Mohammed Siddique Khan, one of the suicide bombers on July 7 2005, was a second-generation Pakistani-Briton from West Yorkshire who, on a visit to the Wailing Wall, witnessed an old Palestinian man being manhandled by a nervous Israeli soldier. In that fateful moment, Khan felt neither British nor Pakistani. He was, to quote Aslan, “simply a Muslim: a member of a fractured, imaginary nation locked in an eternal cosmic war with a Jewish ‘nation’ just as imaginary and just as fractured”. For Khan as for Hamid, the version of Islamism peddled by bin Laden was, according to the authors of Martyrdom, “a natural way of transcending this cultural dislocation because it offered a new social identity that transcended both nationality and ethnicity”. Central to this global jihadism was a) the internet and b) martyrdom – a package that includes, supposedly: immediate admission to Heaven, marriage to 72 heavenly maidens and permission to bring along to Paradise 70 family members. One can’t help being reminded of Graham Greene’s idea of Hell, likened by George Orwell to a high-class nightclub, entry to which was reserved for Catholics only.
An illuminating first-hand account of someone who has, so to speak, got inside their moccasins and walked as they talked is Confessions of a Mullah Warrior, by a Harvard-educated Afghan who took part in the resistance against the Soviet occupation of his country.
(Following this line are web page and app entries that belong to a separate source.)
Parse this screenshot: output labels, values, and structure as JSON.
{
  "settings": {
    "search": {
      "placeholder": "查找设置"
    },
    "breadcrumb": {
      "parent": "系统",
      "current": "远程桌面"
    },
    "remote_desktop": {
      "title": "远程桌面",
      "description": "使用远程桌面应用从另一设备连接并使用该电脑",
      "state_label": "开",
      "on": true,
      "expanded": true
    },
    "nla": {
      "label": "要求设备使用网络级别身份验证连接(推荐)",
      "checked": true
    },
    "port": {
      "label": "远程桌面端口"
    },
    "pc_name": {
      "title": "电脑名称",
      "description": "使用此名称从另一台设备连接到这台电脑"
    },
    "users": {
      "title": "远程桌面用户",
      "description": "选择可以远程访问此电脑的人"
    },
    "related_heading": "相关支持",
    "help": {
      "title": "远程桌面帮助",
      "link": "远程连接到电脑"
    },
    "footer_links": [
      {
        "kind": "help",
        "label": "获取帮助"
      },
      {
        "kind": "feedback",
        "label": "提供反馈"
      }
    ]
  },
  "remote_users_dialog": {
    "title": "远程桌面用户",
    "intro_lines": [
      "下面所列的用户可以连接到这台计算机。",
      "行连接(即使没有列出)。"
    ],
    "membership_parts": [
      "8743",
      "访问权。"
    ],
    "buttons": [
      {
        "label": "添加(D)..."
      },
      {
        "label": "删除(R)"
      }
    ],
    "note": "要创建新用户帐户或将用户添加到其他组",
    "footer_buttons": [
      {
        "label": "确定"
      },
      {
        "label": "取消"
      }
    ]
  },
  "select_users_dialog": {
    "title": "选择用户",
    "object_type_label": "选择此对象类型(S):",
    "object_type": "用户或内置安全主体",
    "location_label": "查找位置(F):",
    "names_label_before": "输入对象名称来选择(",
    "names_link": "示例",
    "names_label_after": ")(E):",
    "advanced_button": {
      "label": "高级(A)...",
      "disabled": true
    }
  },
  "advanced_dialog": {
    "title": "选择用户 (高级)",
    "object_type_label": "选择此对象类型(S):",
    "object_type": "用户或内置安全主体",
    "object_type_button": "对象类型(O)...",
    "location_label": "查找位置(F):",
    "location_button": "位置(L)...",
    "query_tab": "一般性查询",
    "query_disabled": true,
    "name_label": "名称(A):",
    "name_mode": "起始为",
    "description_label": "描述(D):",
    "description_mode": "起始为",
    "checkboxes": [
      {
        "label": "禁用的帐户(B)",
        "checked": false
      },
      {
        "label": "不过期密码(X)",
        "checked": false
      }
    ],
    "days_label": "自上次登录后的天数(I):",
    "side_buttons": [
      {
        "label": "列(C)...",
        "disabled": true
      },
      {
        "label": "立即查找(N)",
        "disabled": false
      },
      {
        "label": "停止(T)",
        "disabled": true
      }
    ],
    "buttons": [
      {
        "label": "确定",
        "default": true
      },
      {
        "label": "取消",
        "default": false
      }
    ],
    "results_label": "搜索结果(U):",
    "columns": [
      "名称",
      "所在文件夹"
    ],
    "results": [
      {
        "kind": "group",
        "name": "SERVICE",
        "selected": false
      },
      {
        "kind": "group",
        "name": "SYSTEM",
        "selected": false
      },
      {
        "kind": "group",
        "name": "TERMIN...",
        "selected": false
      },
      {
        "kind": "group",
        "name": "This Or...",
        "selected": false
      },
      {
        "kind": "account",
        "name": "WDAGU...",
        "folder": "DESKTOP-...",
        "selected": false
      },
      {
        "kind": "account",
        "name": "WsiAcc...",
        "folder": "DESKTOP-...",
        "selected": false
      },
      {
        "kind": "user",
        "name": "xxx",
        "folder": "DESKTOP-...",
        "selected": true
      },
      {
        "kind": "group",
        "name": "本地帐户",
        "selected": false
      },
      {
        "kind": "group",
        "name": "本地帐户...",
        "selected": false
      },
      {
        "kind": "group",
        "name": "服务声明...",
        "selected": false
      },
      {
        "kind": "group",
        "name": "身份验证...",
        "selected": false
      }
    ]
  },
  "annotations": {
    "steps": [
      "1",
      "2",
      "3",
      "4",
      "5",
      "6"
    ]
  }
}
That invasion gave a perfect pretext for jihad to those like bin Laden. Masood Farivar reveals how deeply his fellow mujahideen despised these foreign “war tourists” seeking martyrdom. Others were there for the thrill of it, like the charismatic warrior and quondam heroin addict who recruited Farivar to Harvard: an Old Etonian Greek-Mexican, ex-boyfriend of Annabel Heseltine and former Wall Street bond trader, known as Karimullah.
The first British suicide bomber died in 2000 in Kashmir, the site of Jesus’s tomb according to the Islamic sect, the Ahmadi. Their belief that Jesus did not perish on the cross but lived to 120, in Srinigar, has made Ahmadis a persecuted group within mainstream Islam. Dr Simon Ross Valentine, a Methodist preacher and schoolteacher, spent 18 months living among the Ahmadi in Bradford. His charming, riveting, sympathetic and scholarly account serves to emphasise that Muslims are not homogenous, but, like Christians, composed of multiple ethnicities, cultures and factions.
For those attracted to the idea of jihad/crusade, the dehumanisation of non-Muslims is an integral part of indoctrination. As Valentine demonstrates in his appraisal of a peace-loving minority sect, one possible answer lies in rehumanisation: to believe a little less stridently in an unprovable God, a little more in an improvable humankind.